Before L. HAND, AUGUSTUS N. HAND and FRANK, Circuit Judges.
This case relates to an asserted deficiency in taxpayer's income for 1941. As the facts and rulings of the Tax Court are adequately stated in its findings and opinion reported in 17 T.C. 485, they will not be repeated here.
1. Gain from purchase by taxpayer of its own bonds in 1941 .
(1) The taxpayer argues that the amendment of § 22(b) (9)*fn1 in § 114(a) of the Revenue Act of 1942, 26 U.S.C.A. § 22(b) (9)*fn2 - eliminating (A) and (B) from § 22(b) (9) - was retroactive. We do not agree.
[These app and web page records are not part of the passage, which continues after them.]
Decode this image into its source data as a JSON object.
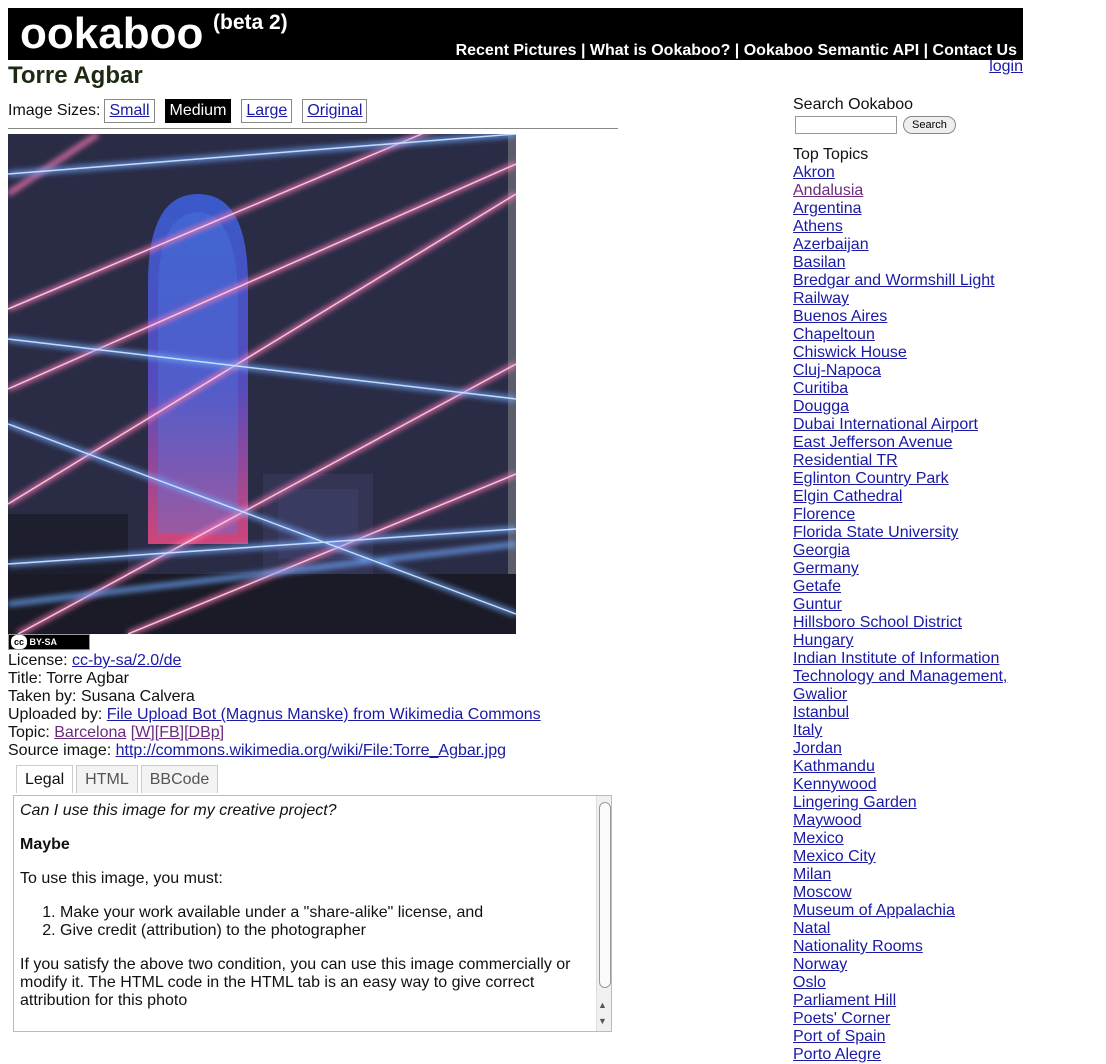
{
  "header": {
    "logo": "ookaboo",
    "logo_sup": "(beta 2)",
    "nav": [
      {
        "label": "Recent Pictures"
      },
      {
        "label": "What is Ookaboo?"
      },
      {
        "label": "Ookaboo Semantic API"
      },
      {
        "label": "Contact Us"
      }
    ],
    "separator": " | ",
    "login": "login"
  },
  "page_title": "Torre Agbar",
  "image_sizes": {
    "label": "Image Sizes:",
    "options": [
      "Small",
      "Medium",
      "Large",
      "Original"
    ],
    "selected": "Medium"
  },
  "badge": {
    "cc": "cc",
    "text": "BY-SA"
  },
  "meta": {
    "license_label": "License:",
    "license_value": "cc-by-sa/2.0/de",
    "title_label": "Title:",
    "title_value": "Torre Agbar",
    "taken_label": "Taken by:",
    "taken_value": "Susana Calvera",
    "uploaded_label": "Uploaded by:",
    "uploaded_value": "File Upload Bot (Magnus Manske) from Wikimedia Commons",
    "topic_label": "Topic:",
    "topic_value": "Barcelona",
    "topic_links": [
      "[W]",
      "[FB]",
      "[DBp]"
    ],
    "source_label": "Source image:",
    "source_value": "http://commons.wikimedia.org/wiki/File:Torre_Agbar.jpg"
  },
  "tabs": {
    "items": [
      "Legal",
      "HTML",
      "BBCode"
    ],
    "active": "Legal"
  },
  "legal": {
    "question": "Can I use this image for my creative project?",
    "answer": "Maybe",
    "intro": "To use this image, you must:",
    "steps": [
      "Make your work available under a \"share-alike\" license, and",
      "Give credit (attribution) to the photographer"
    ],
    "closing": "If you satisfy the above two condition, you can use this image commercially or modify it. The HTML code in the HTML tab is an easy way to give correct attribution for this photo"
  },
  "sidebar": {
    "search_label": "Search Ookaboo",
    "search_value": "",
    "search_button": "Search",
    "topics_label": "Top Topics",
    "topics": [
      "Akron",
      "Andalusia",
      "Argentina",
      "Athens",
      "Azerbaijan",
      "Basilan",
      "Bredgar and Wormshill Light",
      "Railway",
      "Buenos Aires",
      "Chapeltoun",
      "Chiswick House",
      "Cluj-Napoca",
      "Curitiba",
      "Dougga",
      "Dubai International Airport",
      "East Jefferson Avenue",
      "Residential TR",
      "Eglinton Country Park",
      "Elgin Cathedral",
      "Florence",
      "Florida State University",
      "Georgia",
      "Germany",
      "Getafe",
      "Guntur",
      "Hillsboro School District",
      "Hungary",
      "Indian Institute of Information",
      "Technology and Management,",
      "Gwalior",
      "Istanbul",
      "Italy",
      "Jordan",
      "Kathmandu",
      "Kennywood",
      "Lingering Garden",
      "Maywood",
      "Mexico",
      "Mexico City",
      "Milan",
      "Moscow",
      "Museum of Appalachia",
      "Natal",
      "Nationality Rooms",
      "Norway",
      "Oslo",
      "Parliament Hill",
      "Poets' Corner",
      "Port of Spain",
      "Porto Alegre"
    ],
    "visited_topic": "Andalusia"
  },
  "colors": {
    "link": "#1a1aa6",
    "visited": "#6b2a7f",
    "header_bg": "#000000",
    "laser_blue": "#6fa8ff",
    "laser_pink": "#ff7ab8"
  }
}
The amendatory statute contains three subsections, (a), (b) and (c). Subsection (c) reads thus: "(c) Taxable years to which Amendment Applicable . - The amendment made by subsection (b) shall be applicable to taxable years beginning after December 31, 1939." With such an explicit provision concerning subsection (b) exclusively, we think it cannot reasonably be said that Congress intended subsection (a) to have a retroactive effect, especially as generally repeals by implication must be cold-shouldered.
(2) Unamended § 22(b) (9) (B), with reference to certification "by any Federal agency authorized to exercise regulatory power over such corporation, that at the time of such discharge [of indebtedness] the taxpayer was in an unsound financial condition," plainly does not include a certification by a federal "constitutional" court having statutory jurisdiction of the taxpayer's reorganization proceeding. Consequently, the certification by the reorganization judge had as little significance as the number of home runs in 1941.
(3) Section 22(b) (9) (A) provides that a discharge of indebtedness shall not be included in gross income if "it is established to the satisfaction of the Commissioner" that the taxpayer was in an unsound financial condition at the time of the discharged indebtedness. Obviously, here the Commissioner evidenced no such "satisfaction," for he determined a deficiency in respect of this deduction. We think this determination was conclusive of a lack of the required "satisfaction" because there was no showing of bad faith, or of gross error indicative of irrationality or caprice, on the Commissioner's part.
2. Expenses in connection with taxpayer's reorganization . These items were not deductible as "ordinary" business expenses under § 23(a) (1) (A), 26 U.S.C.A. § 23(a) (1) (A). See Skenandoa Rayon Corp. v. Commissioner, 2 Cir., 122 F.2d 268, 271; Motion Picture Capital Corp. v. Commissioner, 2 Cir., 80 F.2d 872.
3. "Interest" on sinking-fund instalments . The taxpayer's supplemental mortgage (executed pursuant to its reorganization plan) provided that the taxpayer, if and when it paid to the indenture trustee deferred sinking-fund instalments, would pay them "together with interests thereon at the rate of five (5) percent per annum." Although labelled "interest," the amounts so paid to the trustee were the taxpayer's capital assets - later to be applied in certain circumstances in reduction of its debts - and therefore when paid to the trustee did not constitute deductible "interest paid" on indebtedness within § 23(b), since none of the funds so paid to the trustee were in turn paid out as interest on taxpayer's indebtedness.
4. "Net operating loss carryover ." Taxpayer asserts that it was entitled to have its "net operating loss carry-over", pursuant to § 122(b) (2), 26 U.S.C.A. § 122(b) (2), increased by including three items. Two of them we have already discussed.*fn3 The third has to do with expense incurred in litigation involving taxpayer's right as a tenant to the use and occupancy of a powerhouse. Consequently, we think the expense was a cost incurred in "defending * * * title to property." Such a cost, under the applicable Regulation,*fn4 "constitutes a part of the cost of the property and is not a deductible expense." This regulation is valid*fn5 and applies to defense of a leasehold interest.*fn6 Because of the disposition of this contention, we need not consider the question whether the Tax Court correctly ruled as to this item on the basis of res judicata on account of the Tax Court's previous decision in Bush Terminal Buildings Company v. Commissioner, 7 T.C. 793.